Playing extremely fast and loose with history, this takes place just after the signing of the Magna Carta, which was apparently some kind of 13th century Occupy movement, and has King John (Giamatti) taking out the signatories in an attempt to regain power. The rebels have help on the way from the French, but need to hold Rochester Castle to prevent John from securing the entire region. A small band of soldiers, under William d'Aubigny (Cox), and led by the Knight Templar Thomas Marshall (Purefoy), have to withstand a siege by the King and his army of Hungarian-speaking Danish mercenaries - no, I'm not kidding - until the French allies can arrive. They can then help depose John, and England is then ruled by the French for tne next hund... No, wait, what? Didn't actually happen like that? Well, as we all known, when the facts do not conform with the cinematic storyline, then they must be disposed of.

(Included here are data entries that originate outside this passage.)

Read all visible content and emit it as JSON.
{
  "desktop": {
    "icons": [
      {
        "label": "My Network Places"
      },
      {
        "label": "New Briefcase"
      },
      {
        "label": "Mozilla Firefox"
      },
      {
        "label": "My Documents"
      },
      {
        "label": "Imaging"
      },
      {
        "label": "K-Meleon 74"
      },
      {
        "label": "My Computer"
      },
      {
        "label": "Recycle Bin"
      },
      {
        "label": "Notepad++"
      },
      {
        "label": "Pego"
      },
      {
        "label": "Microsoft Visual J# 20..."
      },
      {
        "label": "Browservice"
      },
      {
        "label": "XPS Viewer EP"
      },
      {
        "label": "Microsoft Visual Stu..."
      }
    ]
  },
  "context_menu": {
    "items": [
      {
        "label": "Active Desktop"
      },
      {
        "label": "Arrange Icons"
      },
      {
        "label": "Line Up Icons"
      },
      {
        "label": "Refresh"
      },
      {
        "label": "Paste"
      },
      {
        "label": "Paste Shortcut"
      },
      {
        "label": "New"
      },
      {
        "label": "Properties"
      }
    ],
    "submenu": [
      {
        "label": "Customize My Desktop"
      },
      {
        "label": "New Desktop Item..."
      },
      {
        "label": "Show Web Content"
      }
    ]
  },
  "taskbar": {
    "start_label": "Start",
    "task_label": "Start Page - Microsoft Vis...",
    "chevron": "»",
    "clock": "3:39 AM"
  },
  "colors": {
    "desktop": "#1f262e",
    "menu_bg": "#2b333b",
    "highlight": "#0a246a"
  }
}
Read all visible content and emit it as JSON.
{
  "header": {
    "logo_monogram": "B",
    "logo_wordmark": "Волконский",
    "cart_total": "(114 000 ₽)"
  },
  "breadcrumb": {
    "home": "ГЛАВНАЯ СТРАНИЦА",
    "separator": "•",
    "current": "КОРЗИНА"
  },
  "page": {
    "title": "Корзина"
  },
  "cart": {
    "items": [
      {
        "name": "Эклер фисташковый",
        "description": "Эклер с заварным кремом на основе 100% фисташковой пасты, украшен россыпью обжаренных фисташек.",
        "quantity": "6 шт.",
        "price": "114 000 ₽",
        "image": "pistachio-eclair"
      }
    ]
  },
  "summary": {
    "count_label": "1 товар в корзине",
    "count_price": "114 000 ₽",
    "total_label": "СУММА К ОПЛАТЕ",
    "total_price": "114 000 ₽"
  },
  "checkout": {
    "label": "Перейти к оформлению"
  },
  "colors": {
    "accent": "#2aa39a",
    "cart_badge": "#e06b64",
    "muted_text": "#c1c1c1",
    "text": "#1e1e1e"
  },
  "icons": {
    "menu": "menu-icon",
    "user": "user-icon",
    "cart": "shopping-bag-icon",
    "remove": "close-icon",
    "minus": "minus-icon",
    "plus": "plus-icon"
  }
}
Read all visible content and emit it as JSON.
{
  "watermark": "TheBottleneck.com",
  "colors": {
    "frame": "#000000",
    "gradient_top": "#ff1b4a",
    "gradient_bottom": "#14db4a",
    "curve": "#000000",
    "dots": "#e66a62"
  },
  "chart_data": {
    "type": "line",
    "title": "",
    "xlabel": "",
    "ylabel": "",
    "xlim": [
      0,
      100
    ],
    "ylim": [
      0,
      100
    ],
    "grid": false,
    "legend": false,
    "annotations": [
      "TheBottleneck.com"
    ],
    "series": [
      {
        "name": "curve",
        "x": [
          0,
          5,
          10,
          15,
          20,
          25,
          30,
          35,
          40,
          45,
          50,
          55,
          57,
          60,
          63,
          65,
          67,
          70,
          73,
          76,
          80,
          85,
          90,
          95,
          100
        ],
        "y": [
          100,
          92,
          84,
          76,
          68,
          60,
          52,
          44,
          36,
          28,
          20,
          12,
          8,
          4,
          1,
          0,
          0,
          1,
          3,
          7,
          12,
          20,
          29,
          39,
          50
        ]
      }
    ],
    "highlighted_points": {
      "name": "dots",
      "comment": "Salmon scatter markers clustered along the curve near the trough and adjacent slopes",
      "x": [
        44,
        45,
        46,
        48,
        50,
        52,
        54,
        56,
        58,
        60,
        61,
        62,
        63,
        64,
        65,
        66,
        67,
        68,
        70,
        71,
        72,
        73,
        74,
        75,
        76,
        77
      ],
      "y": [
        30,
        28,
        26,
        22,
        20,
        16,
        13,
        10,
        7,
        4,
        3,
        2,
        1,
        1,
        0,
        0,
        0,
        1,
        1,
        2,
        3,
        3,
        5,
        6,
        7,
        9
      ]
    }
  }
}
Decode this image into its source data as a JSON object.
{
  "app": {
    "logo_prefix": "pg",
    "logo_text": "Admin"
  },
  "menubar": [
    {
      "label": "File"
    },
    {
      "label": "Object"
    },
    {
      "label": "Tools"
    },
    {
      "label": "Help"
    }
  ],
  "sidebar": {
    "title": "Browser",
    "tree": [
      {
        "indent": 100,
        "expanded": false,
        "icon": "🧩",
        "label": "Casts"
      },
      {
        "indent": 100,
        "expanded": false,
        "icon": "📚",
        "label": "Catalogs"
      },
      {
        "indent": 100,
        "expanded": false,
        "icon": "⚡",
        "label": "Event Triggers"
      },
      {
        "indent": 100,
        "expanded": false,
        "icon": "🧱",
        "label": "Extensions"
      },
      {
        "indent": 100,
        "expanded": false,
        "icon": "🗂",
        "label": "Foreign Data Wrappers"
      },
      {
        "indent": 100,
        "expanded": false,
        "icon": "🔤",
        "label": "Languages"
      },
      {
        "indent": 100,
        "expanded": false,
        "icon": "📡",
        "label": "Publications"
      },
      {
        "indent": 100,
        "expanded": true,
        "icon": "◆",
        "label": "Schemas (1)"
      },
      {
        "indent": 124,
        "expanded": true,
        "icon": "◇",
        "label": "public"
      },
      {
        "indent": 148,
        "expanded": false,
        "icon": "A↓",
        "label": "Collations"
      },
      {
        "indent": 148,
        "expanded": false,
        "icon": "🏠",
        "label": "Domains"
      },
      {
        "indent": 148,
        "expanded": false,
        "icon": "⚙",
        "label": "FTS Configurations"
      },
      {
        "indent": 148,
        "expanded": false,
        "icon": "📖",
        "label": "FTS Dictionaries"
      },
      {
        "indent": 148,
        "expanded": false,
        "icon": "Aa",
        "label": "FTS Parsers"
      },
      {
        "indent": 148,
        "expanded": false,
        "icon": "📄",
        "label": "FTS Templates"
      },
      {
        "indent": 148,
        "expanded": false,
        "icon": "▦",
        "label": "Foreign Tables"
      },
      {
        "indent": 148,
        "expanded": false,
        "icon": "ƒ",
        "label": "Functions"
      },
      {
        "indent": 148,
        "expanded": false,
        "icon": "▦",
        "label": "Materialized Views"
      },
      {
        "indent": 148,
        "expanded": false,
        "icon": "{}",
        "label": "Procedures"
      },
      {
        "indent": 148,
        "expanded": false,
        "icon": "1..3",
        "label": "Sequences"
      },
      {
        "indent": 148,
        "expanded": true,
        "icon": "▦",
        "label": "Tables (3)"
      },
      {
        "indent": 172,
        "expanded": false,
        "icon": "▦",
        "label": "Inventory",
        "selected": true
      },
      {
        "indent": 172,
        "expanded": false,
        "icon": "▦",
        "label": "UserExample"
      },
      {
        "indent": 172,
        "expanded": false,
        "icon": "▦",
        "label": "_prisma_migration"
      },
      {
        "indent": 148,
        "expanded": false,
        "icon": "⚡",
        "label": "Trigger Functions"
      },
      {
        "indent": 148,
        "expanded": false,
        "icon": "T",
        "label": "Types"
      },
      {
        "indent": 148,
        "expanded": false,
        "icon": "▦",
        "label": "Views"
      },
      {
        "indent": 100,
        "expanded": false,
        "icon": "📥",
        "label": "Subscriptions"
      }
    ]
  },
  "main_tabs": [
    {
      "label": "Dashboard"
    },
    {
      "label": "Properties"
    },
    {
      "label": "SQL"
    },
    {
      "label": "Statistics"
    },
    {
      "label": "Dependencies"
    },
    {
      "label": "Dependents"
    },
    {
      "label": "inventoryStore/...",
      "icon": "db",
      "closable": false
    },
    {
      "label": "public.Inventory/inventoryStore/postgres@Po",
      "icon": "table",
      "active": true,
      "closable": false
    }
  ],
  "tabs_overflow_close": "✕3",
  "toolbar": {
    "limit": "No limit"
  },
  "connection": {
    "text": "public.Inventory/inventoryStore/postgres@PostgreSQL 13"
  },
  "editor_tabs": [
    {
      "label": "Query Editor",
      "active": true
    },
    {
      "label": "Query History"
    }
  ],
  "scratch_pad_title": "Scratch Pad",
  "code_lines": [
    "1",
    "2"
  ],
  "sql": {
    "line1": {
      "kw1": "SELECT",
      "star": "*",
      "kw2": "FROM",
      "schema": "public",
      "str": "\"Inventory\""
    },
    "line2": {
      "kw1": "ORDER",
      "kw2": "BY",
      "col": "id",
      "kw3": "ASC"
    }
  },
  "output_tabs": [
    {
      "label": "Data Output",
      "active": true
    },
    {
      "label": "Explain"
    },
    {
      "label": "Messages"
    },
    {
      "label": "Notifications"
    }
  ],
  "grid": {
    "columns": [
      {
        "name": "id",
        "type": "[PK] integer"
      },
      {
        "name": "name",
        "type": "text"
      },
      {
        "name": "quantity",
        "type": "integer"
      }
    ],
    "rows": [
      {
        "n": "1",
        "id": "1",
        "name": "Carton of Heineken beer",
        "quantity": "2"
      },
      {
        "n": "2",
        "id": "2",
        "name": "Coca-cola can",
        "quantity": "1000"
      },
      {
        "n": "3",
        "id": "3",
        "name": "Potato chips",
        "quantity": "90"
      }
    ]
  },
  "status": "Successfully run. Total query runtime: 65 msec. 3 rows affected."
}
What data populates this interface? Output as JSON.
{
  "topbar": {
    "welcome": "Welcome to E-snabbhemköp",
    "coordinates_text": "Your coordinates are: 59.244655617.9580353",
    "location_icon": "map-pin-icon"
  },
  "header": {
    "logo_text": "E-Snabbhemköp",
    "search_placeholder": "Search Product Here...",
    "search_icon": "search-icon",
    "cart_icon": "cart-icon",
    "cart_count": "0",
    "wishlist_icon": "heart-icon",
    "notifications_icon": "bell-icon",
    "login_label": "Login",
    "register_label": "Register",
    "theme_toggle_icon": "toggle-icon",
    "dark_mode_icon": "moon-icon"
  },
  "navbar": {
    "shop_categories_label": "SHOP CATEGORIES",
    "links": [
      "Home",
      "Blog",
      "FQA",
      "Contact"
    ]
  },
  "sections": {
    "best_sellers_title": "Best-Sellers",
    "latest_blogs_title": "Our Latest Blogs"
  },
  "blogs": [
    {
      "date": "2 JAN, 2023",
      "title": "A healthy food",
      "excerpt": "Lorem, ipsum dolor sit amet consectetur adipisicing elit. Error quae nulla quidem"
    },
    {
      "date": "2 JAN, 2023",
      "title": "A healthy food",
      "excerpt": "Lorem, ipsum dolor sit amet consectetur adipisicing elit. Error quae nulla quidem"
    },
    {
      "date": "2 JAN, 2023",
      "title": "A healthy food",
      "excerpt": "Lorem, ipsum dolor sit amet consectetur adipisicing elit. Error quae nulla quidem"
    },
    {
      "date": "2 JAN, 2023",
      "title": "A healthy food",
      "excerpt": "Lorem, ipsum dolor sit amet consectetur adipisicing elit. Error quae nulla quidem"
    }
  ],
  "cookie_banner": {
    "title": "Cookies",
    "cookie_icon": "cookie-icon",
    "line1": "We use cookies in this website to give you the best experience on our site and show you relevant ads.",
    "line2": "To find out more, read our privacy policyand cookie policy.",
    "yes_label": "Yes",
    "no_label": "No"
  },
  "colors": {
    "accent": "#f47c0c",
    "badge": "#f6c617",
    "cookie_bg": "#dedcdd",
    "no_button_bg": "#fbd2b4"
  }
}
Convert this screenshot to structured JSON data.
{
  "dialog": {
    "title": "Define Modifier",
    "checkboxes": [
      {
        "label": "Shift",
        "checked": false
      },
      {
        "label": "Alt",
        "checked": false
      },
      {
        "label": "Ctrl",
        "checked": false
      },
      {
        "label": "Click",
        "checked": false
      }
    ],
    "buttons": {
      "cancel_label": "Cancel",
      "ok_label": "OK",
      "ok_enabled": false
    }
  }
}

Which actually works pretty well in the first half, with Purefoy cutting an impressively bad-ass figure, while English (the director, not the race) heaps on the gore, to an almost Spartacus-like level. However, when the blood stops flowing, things are a lot less interesting, most of the characters lacking in depth, which results in one-note performances from a good cast of actors whom we largely know to be capable of much better. There's also an irritatingly pointless and entirely clichéd subplot involving a forbidden love-affair between Marshall and the lady of the castle (Mara, sister of the Girl With The Dragon Tattoo). It'd have been nice if John had kidnapped and tortured her for a bit. And by "for a bit," I'm thinking the rest of the movie. I haven't seen such an annoying medieval bint since Shannyn Sossamon in A Knight's Tale. 20 minutes less of this - ideally, obtained by excising her scenes - and this would be a great deal improved.